Does Minimally Invasive Really Matter for Colorectal Surgery?
September 23, 2021
Does taking a minimally invasive approach to colorectal surgery really matter? The short answer is YES! The primary reasons for this include less pain after surgery, decreased scarring, and shorter recovery times.
We do minimally invasive surgery at Alabama Colon and Rectal Institute whenever it is the best choice for our patients. Here is more information about why.
Why Have Minimally Invasive Colorectal Surgery?
Minimally invasive surgery (MIS) typically refers to both laparoscopic and robotic surgery. It involves specialized techniques using smaller incisions and instruments for improved visualization during the operation or procedure. Minimally invasive techniques can be used for many surgical needs including those related to the gallbladder and intestine, as well as the colon and rectum.

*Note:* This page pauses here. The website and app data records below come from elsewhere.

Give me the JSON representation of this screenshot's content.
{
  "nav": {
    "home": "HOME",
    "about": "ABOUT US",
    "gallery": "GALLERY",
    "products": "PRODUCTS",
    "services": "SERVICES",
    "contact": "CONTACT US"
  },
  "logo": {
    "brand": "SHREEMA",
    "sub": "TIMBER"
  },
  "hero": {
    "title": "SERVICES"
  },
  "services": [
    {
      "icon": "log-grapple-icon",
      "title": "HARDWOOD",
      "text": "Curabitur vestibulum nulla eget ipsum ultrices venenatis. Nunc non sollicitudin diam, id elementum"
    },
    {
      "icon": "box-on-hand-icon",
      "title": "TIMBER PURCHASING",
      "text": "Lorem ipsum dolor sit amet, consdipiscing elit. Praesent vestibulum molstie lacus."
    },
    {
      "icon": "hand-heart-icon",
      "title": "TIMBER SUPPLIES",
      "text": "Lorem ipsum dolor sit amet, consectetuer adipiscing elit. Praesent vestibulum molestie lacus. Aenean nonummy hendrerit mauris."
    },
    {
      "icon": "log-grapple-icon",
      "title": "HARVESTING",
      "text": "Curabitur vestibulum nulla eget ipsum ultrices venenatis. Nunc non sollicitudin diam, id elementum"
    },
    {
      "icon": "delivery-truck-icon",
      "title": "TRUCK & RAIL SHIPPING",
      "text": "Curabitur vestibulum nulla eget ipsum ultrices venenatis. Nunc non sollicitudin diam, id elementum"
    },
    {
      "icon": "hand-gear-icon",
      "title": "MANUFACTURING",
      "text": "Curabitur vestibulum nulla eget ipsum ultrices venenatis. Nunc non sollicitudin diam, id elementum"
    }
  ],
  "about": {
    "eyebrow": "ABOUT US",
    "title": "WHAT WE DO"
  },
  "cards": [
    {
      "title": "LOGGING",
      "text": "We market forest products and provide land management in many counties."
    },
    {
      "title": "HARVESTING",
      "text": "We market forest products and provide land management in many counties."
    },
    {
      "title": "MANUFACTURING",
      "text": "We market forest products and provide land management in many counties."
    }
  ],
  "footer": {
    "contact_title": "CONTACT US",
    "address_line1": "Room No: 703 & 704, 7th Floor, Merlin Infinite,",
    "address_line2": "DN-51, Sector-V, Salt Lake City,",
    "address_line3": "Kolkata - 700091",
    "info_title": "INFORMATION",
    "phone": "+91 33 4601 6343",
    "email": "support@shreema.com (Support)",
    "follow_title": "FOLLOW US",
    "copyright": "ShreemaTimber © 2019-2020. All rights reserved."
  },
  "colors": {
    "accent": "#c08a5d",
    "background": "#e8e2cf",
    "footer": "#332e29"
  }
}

Laparoscopic surgery vs. robotic surgery
These modern surgical techniques make use of the laparoscope, a long fiber optic cable system that allows for easy internal viewing of the human body. Our surgeons provide both traditional laparoscopic as well as robotic surgical options for our patients. While both operations are considered minimally invasive, there are some differences.
In traditional laparoscopic surgery, small incisions are made by the surgeon and the camera is held by a medical professional. The instruments are directly controlled by the physician.
In robotic surgery, the camera and instruments are moved by a robot that is controlled by the surgeon sitting at a console in the room. Control over the instruments and visualization can be superior with robotic surgery.
Robotic surgery is the best technology from a visualization standpoint, particularly when we are performing difficult work. More involved surgeries require the absolute best range of motion possible. The robotic instruments are known as “wristed,” meaning that they rotate in a 360-degree pattern. Our hand and wrist can only rotate in a 210-degree motion, so the robotic arm can twist in a way the human wrist cannot.
We want to note again that the robot is always in the hands of the surgeon. It does not operate independently or do any maneuvers that the surgeon is not performing. We are always in control of what’s happening, but we are utilizing the benefits of the robot to help us with that visualization and range of motion that is so important.
We use robotics for any abdominal surgery that requires a resection, such as many cancer surgeries, plus abdominal surgery for diverticulitis, Crohn’s disease, or ulcerative colitis.
More About a Minimally Invasive Approach
Every patient is different; therefore, every surgery is different resulting in varying experiences. Keeping that in mind, here are some things the average patient should expect with minimally invasive surgery at Alabama Colon and Rectal Institute:
- Patients receive instructions on how best to prepare for the surgery, including a bowel prep kit that is often necessary before the operation.
- Minimally invasive surgery most often requires general anesthesia. This means patients should not drive after surgery.
- Tissue may be removed for biopsy and to document potential health issues.
- Most patients undergoing minimally invasive colon surgery will require one to three nights in the hospital. (With more traditional surgery, this time would likely be closer to a week.)
- There is often much less pain after MIS, which typically means a quicker and easier recovery. This also potentially results in fewer long-term risks than traditional open surgery.
- With smaller incisions, chances for hernias and obstructions related to scar tissue or adhesions are significantly reduced.
Taking a minimally invasive approach, either through laparoscopic or robotic surgery, is a very effective way to handle colorectal surgeries, and we are so thankful to be able to provide these services to our patients! Always feel free to ask the doctors and nurses on our staff any questions you may have.